=== Begin Enclosure ===

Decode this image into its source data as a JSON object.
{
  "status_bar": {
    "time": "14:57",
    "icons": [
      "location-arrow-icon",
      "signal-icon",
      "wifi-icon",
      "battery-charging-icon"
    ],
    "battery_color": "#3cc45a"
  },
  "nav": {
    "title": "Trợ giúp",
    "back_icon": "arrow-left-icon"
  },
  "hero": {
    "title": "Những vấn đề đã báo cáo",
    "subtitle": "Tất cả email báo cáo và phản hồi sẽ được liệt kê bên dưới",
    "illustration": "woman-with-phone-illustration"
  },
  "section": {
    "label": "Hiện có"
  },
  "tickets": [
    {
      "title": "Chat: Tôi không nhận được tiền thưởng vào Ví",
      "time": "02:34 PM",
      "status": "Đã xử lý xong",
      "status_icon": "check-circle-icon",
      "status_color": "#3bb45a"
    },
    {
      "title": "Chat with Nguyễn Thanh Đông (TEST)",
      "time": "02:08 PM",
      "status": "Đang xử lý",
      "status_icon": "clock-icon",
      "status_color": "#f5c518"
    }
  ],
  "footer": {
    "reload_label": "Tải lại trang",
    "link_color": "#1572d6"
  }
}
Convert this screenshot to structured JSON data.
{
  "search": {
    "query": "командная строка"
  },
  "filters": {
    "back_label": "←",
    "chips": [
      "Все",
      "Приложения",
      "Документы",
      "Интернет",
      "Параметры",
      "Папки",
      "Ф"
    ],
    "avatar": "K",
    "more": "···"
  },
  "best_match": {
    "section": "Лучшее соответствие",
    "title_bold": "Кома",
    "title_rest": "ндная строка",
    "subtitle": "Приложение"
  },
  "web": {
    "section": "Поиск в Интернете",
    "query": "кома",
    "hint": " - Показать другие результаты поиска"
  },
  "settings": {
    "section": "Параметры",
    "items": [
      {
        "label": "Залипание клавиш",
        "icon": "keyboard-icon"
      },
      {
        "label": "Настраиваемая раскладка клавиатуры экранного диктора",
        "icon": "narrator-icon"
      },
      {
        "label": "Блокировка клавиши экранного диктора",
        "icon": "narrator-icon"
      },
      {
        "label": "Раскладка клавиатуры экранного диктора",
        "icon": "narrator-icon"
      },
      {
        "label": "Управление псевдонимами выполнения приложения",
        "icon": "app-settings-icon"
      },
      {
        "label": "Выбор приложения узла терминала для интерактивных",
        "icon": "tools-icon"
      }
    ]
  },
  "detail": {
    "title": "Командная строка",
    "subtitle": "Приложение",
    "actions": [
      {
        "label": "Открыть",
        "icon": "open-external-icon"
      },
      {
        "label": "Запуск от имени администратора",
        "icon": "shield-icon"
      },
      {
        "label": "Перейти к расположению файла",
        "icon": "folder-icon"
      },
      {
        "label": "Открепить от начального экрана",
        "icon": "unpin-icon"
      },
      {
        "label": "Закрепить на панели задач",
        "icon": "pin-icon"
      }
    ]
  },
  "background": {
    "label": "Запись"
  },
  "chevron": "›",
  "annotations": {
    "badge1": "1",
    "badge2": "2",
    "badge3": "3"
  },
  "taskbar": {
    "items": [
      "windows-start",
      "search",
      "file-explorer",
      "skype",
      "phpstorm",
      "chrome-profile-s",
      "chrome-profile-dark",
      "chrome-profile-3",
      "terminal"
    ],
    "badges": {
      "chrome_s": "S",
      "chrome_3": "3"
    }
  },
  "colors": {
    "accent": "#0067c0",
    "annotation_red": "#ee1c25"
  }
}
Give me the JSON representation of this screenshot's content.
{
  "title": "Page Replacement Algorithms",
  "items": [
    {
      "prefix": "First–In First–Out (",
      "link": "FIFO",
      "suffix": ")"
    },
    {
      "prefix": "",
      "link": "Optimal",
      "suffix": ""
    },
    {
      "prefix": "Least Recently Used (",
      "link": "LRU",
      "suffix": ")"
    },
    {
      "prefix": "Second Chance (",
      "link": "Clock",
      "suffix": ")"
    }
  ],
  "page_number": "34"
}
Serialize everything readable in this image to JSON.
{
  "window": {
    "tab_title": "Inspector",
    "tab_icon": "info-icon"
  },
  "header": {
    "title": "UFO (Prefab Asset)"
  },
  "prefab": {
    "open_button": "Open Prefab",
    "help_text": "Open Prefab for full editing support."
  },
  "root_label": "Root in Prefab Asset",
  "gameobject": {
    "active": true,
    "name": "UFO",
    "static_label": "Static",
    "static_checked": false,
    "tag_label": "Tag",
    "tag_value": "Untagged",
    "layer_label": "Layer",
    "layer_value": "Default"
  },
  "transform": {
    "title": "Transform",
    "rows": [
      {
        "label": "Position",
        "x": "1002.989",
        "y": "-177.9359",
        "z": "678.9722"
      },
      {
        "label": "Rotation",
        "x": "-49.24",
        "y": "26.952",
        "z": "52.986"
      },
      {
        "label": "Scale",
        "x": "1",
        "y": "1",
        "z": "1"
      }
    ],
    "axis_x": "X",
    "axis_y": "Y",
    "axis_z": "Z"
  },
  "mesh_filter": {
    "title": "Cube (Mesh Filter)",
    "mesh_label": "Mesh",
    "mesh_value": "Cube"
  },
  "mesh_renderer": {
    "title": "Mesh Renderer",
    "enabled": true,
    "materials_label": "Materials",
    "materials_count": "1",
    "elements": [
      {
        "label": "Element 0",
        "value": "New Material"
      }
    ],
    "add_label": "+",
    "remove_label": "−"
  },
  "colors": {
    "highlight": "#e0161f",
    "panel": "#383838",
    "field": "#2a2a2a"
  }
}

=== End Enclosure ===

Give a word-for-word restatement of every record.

Decode this image into its source data as a JSON object.
{
  "status_bar": {
    "time": "14:57",
    "icons": [
      "location-arrow-icon",
      "signal-icon",
      "wifi-icon",
      "battery-charging-icon"
    ],
    "battery_color": "#3cc45a"
  },
  "nav": {
    "title": "Trợ giúp",
    "back_icon": "arrow-left-icon"
  },
  "hero": {
    "title": "Những vấn đề đã báo cáo",
    "subtitle": "Tất cả email báo cáo và phản hồi sẽ được liệt kê bên dưới",
    "illustration": "woman-with-phone-illustration"
  },
  "section": {
    "label": "Hiện có"
  },
  "tickets": [
    {
      "title": "Chat: Tôi không nhận được tiền thưởng vào Ví",
      "time": "02:34 PM",
      "status": "Đã xử lý xong",
      "status_icon": "check-circle-icon",
      "status_color": "#3bb45a"
    },
    {
      "title": "Chat with Nguyễn Thanh Đông (TEST)",
      "time": "02:08 PM",
      "status": "Đang xử lý",
      "status_icon": "clock-icon",
      "status_color": "#f5c518"
    }
  ],
  "footer": {
    "reload_label": "Tải lại trang",
    "link_color": "#1572d6"
  }
}
Convert this screenshot to structured JSON data.
{
  "search": {
    "query": "командная строка"
  },
  "filters": {
    "back_label": "←",
    "chips": [
      "Все",
      "Приложения",
      "Документы",
      "Интернет",
      "Параметры",
      "Папки",
      "Ф"
    ],
    "avatar": "K",
    "more": "···"
  },
  "best_match": {
    "section": "Лучшее соответствие",
    "title_bold": "Кома",
    "title_rest": "ндная строка",
    "subtitle": "Приложение"
  },
  "web": {
    "section": "Поиск в Интернете",
    "query": "кома",
    "hint": " - Показать другие результаты поиска"
  },
  "settings": {
    "section": "Параметры",
    "items": [
      {
        "label": "Залипание клавиш",
        "icon": "keyboard-icon"
      },
      {
        "label": "Настраиваемая раскладка клавиатуры экранного диктора",
        "icon": "narrator-icon"
      },
      {
        "label": "Блокировка клавиши экранного диктора",
        "icon": "narrator-icon"
      },
      {
        "label": "Раскладка клавиатуры экранного диктора",
        "icon": "narrator-icon"
      },
      {
        "label": "Управление псевдонимами выполнения приложения",
        "icon": "app-settings-icon"
      },
      {
        "label": "Выбор приложения узла терминала для интерактивных",
        "icon": "tools-icon"
      }
    ]
  },
  "detail": {
    "title": "Командная строка",
    "subtitle": "Приложение",
    "actions": [
      {
        "label": "Открыть",
        "icon": "open-external-icon"
      },
      {
        "label": "Запуск от имени администратора",
        "icon": "shield-icon"
      },
      {
        "label": "Перейти к расположению файла",
        "icon": "folder-icon"
      },
      {
        "label": "Открепить от начального экрана",
        "icon": "unpin-icon"
      },
      {
        "label": "Закрепить на панели задач",
        "icon": "pin-icon"
      }
    ]
  },
  "background": {
    "label": "Запись"
  },
  "chevron": "›",
  "annotations": {
    "badge1": "1",
    "badge2": "2",
    "badge3": "3"
  },
  "taskbar": {
    "items": [
      "windows-start",
      "search",
      "file-explorer",
      "skype",
      "phpstorm",
      "chrome-profile-s",
      "chrome-profile-dark",
      "chrome-profile-3",
      "terminal"
    ],
    "badges": {
      "chrome_s": "S",
      "chrome_3": "3"
    }
  },
  "colors": {
    "accent": "#0067c0",
    "annotation_red": "#ee1c25"
  }
}
Give me the JSON representation of this screenshot's content.
{
  "title": "Page Replacement Algorithms",
  "items": [
    {
      "prefix": "First–In First–Out (",
      "link": "FIFO",
      "suffix": ")"
    },
    {
      "prefix": "",
      "link": "Optimal",
      "suffix": ""
    },
    {
      "prefix": "Least Recently Used (",
      "link": "LRU",
      "suffix": ")"
    },
    {
      "prefix": "Second Chance (",
      "link": "Clock",
      "suffix": ")"
    }
  ],
  "page_number": "34"
}
Serialize everything readable in this image to JSON.
{
  "window": {
    "tab_title": "Inspector",
    "tab_icon": "info-icon"
  },
  "header": {
    "title": "UFO (Prefab Asset)"
  },
  "prefab": {
    "open_button": "Open Prefab",
    "help_text": "Open Prefab for full editing support."
  },
  "root_label": "Root in Prefab Asset",
  "gameobject": {
    "active": true,
    "name": "UFO",
    "static_label": "Static",
    "static_checked": false,
    "tag_label": "Tag",
    "tag_value": "Untagged",
    "layer_label": "Layer",
    "layer_value": "Default"
  },
  "transform": {
    "title": "Transform",
    "rows": [
      {
        "label": "Position",
        "x": "1002.989",
        "y": "-177.9359",
        "z": "678.9722"
      },
      {
        "label": "Rotation",
        "x": "-49.24",
        "y": "26.952",
        "z": "52.986"
      },
      {
        "label": "Scale",
        "x": "1",
        "y": "1",
        "z": "1"
      }
    ],
    "axis_x": "X",
    "axis_y": "Y",
    "axis_z": "Z"
  },
  "mesh_filter": {
    "title": "Cube (Mesh Filter)",
    "mesh_label": "Mesh",
    "mesh_value": "Cube"
  },
  "mesh_renderer": {
    "title": "Mesh Renderer",
    "enabled": true,
    "materials_label": "Materials",
    "materials_count": "1",
    "elements": [
      {
        "label": "Element 0",
        "value": "New Material"
      }
    ],
    "add_label": "+",
    "remove_label": "−"
  },
  "colors": {
    "highlight": "#e0161f",
    "panel": "#383838",
    "field": "#2a2a2a"
  }
}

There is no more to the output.